• YOUR GOAL
Using the data that follows, give the number of lines where the string "bottom" occurs, and nothing else.

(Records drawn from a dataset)
====================

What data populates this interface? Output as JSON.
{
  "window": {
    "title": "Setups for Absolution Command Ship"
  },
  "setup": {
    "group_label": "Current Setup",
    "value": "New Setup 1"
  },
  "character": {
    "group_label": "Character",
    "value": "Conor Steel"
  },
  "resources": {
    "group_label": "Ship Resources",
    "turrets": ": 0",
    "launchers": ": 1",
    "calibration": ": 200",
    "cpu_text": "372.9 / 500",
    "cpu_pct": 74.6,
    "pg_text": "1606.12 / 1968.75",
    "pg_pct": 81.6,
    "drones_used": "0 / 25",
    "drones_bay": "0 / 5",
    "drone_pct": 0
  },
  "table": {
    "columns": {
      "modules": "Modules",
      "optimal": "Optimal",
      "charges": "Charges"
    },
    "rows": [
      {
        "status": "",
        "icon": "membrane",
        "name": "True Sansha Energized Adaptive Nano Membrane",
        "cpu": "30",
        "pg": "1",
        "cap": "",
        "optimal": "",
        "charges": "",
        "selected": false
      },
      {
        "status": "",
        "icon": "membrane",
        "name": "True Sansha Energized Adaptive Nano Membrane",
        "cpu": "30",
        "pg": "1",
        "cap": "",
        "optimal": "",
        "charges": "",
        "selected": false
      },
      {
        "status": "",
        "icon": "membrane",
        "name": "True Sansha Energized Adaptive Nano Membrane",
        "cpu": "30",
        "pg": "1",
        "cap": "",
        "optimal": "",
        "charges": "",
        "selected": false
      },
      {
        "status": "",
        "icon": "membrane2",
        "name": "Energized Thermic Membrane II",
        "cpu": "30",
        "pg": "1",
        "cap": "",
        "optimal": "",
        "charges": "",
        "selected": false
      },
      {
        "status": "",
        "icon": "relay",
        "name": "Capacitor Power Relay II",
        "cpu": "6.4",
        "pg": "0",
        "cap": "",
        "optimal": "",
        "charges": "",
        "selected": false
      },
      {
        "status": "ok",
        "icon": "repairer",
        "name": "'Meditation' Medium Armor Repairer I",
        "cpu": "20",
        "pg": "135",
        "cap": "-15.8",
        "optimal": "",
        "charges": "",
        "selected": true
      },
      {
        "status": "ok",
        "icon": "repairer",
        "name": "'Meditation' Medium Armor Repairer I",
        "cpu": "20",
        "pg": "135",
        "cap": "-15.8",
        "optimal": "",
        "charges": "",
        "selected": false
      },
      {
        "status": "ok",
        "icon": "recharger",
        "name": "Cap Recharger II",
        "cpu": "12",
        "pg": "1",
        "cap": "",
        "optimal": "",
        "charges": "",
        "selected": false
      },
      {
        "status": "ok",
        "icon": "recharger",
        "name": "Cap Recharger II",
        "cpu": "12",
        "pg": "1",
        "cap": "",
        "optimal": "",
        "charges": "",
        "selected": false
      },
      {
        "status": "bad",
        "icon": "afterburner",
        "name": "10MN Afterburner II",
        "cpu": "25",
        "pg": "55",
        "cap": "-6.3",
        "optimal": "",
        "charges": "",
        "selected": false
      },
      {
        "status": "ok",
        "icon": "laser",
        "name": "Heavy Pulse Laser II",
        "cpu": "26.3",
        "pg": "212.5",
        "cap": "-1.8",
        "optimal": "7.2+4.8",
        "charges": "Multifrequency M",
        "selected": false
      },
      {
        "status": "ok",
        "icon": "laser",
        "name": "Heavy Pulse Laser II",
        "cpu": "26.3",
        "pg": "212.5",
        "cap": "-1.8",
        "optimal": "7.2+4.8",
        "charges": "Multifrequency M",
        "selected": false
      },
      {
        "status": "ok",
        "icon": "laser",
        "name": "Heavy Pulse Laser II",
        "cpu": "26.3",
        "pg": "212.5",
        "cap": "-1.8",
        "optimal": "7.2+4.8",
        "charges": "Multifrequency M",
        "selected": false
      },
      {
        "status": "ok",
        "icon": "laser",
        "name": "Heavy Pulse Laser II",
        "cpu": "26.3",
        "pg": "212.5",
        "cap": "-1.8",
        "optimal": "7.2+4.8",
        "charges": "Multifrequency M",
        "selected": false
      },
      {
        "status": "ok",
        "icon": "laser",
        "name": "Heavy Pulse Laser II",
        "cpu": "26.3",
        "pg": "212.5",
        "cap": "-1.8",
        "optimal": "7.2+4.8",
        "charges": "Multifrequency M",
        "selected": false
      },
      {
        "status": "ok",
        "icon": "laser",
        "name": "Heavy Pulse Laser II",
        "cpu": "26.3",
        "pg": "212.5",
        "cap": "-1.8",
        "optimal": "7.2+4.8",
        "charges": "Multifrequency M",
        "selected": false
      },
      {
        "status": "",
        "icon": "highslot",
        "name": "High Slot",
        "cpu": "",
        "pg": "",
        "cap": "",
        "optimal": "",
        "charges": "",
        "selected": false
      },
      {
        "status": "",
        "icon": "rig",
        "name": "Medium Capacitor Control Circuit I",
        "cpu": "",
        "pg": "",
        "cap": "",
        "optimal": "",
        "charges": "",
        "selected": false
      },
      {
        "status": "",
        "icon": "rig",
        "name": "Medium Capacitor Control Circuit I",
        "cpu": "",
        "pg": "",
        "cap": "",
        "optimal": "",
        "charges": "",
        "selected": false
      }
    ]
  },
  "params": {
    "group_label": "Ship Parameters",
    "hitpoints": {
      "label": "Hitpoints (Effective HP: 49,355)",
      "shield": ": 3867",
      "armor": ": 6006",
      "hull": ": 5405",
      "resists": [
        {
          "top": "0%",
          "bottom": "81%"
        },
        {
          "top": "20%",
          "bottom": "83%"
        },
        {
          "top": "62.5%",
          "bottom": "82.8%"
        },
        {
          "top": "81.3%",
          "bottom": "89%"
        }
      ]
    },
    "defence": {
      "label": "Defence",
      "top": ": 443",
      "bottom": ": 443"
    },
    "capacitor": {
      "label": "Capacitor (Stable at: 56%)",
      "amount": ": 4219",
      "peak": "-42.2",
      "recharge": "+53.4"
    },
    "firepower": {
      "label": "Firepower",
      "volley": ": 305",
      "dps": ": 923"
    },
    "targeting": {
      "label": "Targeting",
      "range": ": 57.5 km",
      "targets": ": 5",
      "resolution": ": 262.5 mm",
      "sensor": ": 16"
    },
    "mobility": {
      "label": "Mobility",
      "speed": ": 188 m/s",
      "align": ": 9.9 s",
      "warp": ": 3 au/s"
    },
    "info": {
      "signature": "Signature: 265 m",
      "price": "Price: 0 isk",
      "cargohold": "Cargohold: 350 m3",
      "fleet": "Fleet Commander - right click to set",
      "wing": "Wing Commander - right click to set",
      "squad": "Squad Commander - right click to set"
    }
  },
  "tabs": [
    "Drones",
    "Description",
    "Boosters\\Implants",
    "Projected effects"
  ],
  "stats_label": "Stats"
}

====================

• OUTPUT FOR THIS EXERCISE
5